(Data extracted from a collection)
————————

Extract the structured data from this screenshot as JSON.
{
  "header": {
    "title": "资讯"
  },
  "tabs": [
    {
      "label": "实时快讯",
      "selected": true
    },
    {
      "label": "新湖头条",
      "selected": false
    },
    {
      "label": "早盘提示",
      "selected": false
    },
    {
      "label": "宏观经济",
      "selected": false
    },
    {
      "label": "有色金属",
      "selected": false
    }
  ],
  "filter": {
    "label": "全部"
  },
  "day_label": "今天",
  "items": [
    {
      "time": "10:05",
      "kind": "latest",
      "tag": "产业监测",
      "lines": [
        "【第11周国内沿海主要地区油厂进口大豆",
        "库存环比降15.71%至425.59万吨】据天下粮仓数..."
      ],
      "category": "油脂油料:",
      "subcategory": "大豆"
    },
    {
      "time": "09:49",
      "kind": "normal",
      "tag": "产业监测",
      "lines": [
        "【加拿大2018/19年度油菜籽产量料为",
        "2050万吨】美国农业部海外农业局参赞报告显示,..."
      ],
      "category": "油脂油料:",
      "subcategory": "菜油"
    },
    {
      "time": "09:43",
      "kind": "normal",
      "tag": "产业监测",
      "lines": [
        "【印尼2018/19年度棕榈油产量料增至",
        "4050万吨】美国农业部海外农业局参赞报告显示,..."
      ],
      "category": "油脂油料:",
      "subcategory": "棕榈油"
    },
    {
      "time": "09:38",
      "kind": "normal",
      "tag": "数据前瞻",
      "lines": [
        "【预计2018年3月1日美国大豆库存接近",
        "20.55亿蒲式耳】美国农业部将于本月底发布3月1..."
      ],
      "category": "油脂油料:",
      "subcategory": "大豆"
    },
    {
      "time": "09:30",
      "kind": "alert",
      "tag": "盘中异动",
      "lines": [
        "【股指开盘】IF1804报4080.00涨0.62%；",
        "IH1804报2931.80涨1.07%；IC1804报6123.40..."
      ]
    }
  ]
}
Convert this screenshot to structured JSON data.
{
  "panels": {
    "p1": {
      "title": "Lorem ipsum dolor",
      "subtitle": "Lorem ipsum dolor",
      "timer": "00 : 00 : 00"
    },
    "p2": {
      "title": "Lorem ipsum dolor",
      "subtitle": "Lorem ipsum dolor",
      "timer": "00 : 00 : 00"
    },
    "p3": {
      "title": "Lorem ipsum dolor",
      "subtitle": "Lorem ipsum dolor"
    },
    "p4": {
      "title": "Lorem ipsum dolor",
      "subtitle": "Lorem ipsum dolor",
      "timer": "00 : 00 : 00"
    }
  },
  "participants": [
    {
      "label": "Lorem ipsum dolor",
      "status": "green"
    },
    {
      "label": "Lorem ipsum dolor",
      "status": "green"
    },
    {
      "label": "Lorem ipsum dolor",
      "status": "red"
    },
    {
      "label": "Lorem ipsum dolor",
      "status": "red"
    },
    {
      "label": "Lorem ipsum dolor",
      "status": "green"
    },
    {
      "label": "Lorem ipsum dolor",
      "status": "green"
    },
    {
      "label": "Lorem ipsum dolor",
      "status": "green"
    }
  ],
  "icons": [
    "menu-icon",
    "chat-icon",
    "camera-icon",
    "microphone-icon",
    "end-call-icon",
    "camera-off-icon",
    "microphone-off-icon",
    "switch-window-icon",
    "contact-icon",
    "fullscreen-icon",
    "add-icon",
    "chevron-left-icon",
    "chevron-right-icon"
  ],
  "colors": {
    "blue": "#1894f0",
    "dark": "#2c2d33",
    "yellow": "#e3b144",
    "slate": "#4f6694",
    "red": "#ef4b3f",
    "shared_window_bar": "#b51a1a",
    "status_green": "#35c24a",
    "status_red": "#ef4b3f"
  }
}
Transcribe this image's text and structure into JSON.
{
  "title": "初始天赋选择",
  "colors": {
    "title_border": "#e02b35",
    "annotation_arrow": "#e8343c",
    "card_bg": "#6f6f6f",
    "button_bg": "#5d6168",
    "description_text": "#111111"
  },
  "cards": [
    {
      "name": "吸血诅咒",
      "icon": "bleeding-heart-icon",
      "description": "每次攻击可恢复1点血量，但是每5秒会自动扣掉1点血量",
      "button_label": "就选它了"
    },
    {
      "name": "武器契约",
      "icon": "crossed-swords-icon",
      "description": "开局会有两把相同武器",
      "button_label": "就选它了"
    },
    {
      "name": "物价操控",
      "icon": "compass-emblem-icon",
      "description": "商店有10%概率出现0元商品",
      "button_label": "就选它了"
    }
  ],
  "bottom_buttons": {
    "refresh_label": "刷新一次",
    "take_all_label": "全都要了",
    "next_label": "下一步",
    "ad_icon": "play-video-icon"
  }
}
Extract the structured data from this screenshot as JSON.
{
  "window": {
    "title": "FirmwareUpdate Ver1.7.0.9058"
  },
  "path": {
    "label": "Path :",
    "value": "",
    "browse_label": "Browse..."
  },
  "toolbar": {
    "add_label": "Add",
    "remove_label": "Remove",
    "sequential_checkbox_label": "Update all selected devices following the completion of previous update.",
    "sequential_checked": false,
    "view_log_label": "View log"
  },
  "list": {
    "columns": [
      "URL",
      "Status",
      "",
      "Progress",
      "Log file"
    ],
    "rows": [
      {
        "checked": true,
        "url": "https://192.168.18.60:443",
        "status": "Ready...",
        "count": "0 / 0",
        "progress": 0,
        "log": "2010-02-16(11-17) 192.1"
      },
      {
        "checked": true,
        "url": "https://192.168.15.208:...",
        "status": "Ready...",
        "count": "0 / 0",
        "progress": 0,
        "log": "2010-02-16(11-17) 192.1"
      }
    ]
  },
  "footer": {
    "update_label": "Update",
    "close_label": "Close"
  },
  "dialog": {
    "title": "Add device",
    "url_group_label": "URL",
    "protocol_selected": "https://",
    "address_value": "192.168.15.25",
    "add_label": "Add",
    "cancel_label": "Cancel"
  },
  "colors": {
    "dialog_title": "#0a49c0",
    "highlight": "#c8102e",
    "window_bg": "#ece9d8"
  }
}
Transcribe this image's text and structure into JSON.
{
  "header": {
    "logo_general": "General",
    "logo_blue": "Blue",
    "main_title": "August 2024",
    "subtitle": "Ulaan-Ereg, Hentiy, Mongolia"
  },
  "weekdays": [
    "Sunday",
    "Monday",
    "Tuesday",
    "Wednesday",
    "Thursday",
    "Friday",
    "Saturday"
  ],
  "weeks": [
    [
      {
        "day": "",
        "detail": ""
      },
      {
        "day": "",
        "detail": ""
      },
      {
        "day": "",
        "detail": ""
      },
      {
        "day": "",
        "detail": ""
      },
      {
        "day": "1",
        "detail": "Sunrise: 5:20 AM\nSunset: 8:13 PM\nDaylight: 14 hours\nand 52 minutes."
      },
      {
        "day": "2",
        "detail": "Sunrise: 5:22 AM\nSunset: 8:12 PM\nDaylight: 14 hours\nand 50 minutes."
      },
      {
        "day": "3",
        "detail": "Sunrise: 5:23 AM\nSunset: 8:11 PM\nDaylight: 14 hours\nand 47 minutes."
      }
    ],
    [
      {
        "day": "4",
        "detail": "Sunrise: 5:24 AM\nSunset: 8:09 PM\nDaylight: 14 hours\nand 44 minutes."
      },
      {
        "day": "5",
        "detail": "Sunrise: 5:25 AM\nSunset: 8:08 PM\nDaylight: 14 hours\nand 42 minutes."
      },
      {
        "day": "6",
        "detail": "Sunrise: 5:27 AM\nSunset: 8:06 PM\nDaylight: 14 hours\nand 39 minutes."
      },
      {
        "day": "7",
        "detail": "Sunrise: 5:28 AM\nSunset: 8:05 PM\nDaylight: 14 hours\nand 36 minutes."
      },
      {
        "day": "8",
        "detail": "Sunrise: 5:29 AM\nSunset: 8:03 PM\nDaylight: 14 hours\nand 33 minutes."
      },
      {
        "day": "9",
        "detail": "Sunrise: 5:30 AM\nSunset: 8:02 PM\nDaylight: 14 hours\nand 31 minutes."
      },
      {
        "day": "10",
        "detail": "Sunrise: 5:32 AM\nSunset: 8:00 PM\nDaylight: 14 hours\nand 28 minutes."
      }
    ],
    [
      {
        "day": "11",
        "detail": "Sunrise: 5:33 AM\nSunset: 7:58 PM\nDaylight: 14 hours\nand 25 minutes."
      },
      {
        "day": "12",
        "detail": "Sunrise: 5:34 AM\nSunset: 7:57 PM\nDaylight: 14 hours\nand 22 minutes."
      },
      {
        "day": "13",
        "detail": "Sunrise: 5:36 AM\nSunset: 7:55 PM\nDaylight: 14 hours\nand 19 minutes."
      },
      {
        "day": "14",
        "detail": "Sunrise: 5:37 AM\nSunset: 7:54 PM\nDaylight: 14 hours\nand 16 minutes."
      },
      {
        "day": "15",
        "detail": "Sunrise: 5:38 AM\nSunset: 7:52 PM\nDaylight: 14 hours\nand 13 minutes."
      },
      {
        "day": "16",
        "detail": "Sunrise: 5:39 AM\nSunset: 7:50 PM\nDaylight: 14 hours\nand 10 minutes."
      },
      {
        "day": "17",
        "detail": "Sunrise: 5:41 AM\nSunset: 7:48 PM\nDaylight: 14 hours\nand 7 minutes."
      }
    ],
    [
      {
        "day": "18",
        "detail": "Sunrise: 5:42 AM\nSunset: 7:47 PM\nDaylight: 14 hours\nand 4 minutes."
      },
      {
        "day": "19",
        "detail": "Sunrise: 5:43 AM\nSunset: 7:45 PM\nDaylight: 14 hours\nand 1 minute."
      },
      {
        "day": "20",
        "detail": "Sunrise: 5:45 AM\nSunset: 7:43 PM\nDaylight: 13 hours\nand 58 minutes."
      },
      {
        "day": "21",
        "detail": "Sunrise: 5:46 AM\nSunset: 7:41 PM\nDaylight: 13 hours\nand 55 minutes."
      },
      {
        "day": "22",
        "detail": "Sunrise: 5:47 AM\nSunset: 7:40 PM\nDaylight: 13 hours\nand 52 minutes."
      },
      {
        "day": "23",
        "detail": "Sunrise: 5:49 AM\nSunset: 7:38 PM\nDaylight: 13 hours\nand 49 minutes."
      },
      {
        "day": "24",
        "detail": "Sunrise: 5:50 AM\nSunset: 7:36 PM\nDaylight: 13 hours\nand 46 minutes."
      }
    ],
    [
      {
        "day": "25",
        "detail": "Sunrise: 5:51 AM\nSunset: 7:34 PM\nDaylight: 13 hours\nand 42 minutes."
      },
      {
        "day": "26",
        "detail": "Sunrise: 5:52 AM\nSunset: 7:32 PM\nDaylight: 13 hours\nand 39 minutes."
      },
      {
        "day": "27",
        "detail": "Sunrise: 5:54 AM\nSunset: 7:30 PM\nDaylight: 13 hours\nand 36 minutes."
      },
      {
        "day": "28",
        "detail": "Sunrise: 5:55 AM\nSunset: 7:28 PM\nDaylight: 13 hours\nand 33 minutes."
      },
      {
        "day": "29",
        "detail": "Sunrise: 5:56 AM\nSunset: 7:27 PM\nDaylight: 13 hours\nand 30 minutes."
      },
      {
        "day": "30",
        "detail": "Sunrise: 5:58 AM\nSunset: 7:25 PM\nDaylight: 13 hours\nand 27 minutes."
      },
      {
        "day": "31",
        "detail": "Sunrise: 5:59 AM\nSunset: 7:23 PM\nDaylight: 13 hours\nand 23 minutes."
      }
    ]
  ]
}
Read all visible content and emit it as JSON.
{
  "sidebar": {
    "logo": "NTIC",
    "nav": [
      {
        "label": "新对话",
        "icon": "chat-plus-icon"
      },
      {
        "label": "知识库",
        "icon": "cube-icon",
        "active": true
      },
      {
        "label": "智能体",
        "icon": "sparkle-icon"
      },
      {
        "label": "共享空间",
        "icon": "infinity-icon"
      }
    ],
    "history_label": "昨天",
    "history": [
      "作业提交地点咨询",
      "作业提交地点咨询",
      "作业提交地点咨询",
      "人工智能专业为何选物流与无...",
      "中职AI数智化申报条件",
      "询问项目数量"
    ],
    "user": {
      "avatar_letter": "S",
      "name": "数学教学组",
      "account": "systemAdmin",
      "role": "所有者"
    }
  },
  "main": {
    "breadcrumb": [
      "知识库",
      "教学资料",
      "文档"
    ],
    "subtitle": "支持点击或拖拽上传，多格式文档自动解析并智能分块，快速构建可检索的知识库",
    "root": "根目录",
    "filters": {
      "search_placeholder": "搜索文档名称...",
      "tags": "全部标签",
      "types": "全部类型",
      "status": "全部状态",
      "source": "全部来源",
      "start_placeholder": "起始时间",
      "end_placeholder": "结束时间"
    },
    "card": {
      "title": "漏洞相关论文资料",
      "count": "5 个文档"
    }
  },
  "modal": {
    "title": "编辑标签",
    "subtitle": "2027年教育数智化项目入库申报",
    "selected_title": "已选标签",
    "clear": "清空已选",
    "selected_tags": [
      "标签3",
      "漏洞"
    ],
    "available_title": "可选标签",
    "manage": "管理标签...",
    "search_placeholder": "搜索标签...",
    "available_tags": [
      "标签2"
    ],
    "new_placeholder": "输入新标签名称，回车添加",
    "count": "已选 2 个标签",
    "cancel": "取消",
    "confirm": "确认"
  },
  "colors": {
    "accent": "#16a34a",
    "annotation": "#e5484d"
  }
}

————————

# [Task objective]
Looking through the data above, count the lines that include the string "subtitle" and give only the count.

# [Solution to this task]
7